Please retype all of the following entries exactly.

----------------

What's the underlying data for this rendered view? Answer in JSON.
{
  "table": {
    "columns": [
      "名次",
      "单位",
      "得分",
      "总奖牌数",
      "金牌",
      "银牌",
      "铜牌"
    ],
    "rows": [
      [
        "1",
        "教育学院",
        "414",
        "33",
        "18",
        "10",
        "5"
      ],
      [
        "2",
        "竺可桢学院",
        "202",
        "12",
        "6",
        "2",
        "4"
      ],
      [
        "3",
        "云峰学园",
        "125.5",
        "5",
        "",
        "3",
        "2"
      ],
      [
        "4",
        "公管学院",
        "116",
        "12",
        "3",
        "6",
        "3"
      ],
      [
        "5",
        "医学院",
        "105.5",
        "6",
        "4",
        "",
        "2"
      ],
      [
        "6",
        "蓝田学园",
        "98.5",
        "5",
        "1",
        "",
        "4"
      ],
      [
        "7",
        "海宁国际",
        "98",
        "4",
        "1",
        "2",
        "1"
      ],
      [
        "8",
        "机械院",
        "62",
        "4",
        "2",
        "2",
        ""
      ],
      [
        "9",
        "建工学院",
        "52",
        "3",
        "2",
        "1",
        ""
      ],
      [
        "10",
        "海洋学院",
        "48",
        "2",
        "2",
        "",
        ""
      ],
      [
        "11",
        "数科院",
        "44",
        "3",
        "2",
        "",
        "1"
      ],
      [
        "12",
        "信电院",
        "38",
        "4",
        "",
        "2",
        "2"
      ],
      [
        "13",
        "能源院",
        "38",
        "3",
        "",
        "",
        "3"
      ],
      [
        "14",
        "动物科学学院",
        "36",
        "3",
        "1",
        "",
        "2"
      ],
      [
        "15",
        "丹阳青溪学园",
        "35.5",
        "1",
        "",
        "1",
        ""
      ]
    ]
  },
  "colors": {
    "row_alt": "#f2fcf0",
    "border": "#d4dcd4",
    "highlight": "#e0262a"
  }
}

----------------

YOUR SOLUTION:
What's the underlying data for this rendered view? Answer in JSON.
{
  "table": {
    "columns": [
      "名次",
      "单位",
      "得分",
      "总奖牌数",
      "金牌",
      "银牌",
      "铜牌"
    ],
    "rows": [
      [
        "1",
        "教育学院",
        "414",
        "33",
        "18",
        "10",
        "5"
      ],
      [
        "2",
        "竺可桢学院",
        "202",
        "12",
        "6",
        "2",
        "4"
      ],
      [
        "3",
        "云峰学园",
        "125.5",
        "5",
        "",
        "3",
        "2"
      ],
      [
        "4",
        "公管学院",
        "116",
        "12",
        "3",
        "6",
        "3"
      ],
      [
        "5",
        "医学院",
        "105.5",
        "6",
        "4",
        "",
        "2"
      ],
      [
        "6",
        "蓝田学园",
        "98.5",
        "5",
        "1",
        "",
        "4"
      ],
      [
        "7",
        "海宁国际",
        "98",
        "4",
        "1",
        "2",
        "1"
      ],
      [
        "8",
        "机械院",
        "62",
        "4",
        "2",
        "2",
        ""
      ],
      [
        "9",
        "建工学院",
        "52",
        "3",
        "2",
        "1",
        ""
      ],
      [
        "10",
        "海洋学院",
        "48",
        "2",
        "2",
        "",
        ""
      ],
      [
        "11",
        "数科院",
        "44",
        "3",
        "2",
        "",
        "1"
      ],
      [
        "12",
        "信电院",
        "38",
        "4",
        "",
        "2",
        "2"
      ],
      [
        "13",
        "能源院",
        "38",
        "3",
        "",
        "",
        "3"
      ],
      [
        "14",
        "动物科学学院",
        "36",
        "3",
        "1",
        "",
        "2"
      ],
      [
        "15",
        "丹阳青溪学园",
        "35.5",
        "1",
        "",
        "1",
        ""
      ]
    ]
  },
  "colors": {
    "row_alt": "#f2fcf0",
    "border": "#d4dcd4",
    "highlight": "#e0262a"
  }
}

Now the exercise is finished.